• HOW TO COMPLETE THIS TASK
Write out each line from the data below that includes the word "elev".

[Stored data entries]
=== Begin Enclosure ===

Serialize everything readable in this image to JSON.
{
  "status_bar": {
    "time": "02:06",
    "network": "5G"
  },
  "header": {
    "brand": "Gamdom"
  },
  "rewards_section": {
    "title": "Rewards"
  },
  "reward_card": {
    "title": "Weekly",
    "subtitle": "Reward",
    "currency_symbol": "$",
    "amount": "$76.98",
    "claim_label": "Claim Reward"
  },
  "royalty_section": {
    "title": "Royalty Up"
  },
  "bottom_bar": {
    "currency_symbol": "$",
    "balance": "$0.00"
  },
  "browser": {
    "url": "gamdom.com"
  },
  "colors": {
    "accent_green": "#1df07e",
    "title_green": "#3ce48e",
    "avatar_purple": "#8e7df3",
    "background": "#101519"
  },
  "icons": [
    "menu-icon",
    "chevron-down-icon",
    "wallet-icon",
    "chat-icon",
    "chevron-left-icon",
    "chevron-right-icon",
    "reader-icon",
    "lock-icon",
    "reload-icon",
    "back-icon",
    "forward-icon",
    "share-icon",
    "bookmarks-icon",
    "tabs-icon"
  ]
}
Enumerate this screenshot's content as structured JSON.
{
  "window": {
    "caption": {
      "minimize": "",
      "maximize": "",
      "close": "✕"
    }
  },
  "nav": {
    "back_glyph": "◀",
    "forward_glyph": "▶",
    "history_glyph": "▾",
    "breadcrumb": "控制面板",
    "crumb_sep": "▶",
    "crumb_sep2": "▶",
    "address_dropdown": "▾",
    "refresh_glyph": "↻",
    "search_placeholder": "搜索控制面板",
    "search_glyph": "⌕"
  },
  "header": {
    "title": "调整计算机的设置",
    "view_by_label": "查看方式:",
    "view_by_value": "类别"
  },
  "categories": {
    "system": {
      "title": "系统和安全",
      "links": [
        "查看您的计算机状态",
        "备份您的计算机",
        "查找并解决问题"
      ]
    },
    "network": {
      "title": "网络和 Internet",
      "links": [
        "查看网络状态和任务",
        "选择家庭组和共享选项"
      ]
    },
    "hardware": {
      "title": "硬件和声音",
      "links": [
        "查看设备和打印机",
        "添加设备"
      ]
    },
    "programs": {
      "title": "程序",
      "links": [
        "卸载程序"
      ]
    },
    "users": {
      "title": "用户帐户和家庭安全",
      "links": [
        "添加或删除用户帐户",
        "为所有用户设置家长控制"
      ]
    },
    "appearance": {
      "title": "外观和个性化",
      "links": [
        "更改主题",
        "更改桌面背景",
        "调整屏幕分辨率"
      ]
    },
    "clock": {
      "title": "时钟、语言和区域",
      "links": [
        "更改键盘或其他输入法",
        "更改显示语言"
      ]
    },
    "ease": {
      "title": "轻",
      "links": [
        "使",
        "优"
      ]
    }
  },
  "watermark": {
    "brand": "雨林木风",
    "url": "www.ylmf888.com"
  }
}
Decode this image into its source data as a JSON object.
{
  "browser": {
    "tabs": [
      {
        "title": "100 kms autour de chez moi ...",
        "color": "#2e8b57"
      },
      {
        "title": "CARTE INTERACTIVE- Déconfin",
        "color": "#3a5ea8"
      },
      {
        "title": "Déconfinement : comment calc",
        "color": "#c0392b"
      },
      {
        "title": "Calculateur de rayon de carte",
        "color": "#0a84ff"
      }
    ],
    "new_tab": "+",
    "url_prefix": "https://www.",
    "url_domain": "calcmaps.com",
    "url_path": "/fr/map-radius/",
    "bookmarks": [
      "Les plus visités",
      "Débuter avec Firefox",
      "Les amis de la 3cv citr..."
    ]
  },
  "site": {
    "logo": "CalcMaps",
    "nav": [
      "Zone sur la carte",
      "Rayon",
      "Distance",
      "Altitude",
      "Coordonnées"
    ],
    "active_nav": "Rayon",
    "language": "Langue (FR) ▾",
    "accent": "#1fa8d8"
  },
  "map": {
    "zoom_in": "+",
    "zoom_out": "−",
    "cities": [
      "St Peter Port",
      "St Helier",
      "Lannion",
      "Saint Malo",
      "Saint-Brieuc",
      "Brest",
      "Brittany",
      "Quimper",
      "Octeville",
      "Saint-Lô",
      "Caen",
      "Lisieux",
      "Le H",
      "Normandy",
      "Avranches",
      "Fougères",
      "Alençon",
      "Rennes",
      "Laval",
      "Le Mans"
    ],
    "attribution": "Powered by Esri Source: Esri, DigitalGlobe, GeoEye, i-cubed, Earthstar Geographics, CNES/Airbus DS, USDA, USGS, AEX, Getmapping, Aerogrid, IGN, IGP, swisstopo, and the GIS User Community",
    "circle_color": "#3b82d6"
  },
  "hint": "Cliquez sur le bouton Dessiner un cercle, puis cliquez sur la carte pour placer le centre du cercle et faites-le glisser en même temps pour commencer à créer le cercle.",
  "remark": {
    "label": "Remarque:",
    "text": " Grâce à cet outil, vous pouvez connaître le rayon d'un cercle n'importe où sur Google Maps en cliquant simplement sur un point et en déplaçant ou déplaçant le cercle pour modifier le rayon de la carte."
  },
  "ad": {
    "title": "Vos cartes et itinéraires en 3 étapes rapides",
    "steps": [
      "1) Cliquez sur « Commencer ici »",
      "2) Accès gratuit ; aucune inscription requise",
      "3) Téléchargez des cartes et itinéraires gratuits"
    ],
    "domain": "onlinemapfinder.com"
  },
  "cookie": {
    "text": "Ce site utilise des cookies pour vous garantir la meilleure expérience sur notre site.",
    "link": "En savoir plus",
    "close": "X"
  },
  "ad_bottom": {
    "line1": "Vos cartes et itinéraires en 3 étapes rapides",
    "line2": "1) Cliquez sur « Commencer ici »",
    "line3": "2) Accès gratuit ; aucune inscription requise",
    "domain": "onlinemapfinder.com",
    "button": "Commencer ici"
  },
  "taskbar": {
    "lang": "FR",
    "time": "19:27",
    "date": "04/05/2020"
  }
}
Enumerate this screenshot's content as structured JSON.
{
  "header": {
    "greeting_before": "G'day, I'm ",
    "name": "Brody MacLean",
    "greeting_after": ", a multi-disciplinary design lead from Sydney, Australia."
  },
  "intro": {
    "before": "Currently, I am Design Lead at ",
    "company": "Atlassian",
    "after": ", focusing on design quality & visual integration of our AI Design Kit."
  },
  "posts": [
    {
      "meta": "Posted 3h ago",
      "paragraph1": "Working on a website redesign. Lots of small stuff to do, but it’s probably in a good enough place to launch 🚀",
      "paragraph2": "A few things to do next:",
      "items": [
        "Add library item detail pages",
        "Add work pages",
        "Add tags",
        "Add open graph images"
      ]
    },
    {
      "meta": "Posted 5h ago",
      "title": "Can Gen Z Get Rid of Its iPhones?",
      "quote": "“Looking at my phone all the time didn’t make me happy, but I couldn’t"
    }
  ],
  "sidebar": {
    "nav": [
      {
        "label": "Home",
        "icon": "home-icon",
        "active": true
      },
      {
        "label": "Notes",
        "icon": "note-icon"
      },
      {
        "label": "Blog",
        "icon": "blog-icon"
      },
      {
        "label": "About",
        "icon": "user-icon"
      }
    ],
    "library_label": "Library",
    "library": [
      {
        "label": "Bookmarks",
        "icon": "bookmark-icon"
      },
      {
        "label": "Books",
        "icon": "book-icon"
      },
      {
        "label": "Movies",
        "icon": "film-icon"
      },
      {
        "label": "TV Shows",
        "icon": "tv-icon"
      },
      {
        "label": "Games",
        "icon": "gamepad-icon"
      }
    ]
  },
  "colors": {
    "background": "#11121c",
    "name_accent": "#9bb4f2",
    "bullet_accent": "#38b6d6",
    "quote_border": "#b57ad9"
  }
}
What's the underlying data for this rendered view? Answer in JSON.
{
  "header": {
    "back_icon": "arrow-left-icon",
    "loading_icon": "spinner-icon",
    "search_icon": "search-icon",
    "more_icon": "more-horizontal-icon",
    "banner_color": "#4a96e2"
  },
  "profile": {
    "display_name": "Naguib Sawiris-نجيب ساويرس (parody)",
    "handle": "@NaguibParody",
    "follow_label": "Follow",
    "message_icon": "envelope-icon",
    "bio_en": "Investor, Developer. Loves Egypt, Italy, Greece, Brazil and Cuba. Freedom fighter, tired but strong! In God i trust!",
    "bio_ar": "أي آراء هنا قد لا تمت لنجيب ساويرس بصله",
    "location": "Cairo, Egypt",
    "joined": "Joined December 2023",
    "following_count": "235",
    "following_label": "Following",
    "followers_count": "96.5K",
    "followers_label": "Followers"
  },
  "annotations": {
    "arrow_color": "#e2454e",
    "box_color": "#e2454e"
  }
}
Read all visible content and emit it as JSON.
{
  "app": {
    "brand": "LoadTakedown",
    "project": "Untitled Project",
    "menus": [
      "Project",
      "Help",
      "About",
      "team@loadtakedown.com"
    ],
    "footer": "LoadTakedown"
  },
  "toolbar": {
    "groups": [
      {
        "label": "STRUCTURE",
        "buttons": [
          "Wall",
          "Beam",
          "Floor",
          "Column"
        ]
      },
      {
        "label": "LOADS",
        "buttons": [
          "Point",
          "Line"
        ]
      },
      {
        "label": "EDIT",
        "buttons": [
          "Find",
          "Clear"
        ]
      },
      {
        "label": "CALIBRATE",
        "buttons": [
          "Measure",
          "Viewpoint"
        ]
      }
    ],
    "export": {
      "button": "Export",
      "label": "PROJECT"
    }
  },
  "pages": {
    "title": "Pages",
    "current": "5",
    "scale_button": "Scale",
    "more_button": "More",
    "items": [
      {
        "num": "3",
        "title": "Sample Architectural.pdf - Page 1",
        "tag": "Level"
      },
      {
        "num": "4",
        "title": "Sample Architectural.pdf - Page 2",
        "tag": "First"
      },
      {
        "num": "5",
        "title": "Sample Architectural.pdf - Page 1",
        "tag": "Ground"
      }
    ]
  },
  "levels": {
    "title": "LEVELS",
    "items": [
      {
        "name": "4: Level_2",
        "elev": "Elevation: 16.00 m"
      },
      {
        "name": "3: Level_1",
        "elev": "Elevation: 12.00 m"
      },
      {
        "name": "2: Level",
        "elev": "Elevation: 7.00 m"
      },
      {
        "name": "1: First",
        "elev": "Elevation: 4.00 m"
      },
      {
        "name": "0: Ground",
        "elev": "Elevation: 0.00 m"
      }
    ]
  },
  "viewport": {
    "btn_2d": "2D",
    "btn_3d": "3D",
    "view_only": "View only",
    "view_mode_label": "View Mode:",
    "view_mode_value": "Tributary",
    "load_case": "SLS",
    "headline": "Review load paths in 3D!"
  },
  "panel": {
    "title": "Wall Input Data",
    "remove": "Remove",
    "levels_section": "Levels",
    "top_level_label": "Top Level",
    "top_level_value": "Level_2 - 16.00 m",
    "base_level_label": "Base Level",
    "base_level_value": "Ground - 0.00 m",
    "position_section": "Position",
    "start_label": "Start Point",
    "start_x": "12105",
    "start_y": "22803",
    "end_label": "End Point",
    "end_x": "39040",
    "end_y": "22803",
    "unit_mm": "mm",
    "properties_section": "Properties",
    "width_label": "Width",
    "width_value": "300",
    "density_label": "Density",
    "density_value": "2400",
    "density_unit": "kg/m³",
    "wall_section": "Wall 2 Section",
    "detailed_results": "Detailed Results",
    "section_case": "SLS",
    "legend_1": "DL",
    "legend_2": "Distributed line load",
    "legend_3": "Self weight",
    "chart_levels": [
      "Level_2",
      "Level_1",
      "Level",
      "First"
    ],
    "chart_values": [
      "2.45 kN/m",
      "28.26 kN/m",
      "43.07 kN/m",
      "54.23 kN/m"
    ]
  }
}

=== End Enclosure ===

• RESULT BELOW
        "elev": "Elevation: 16.00 m"
        "elev": "Elevation: 12.00 m"
        "elev": "Elevation: 7.00 m"
        "elev": "Elevation: 4.00 m"
        "elev": "Elevation: 0.00 m"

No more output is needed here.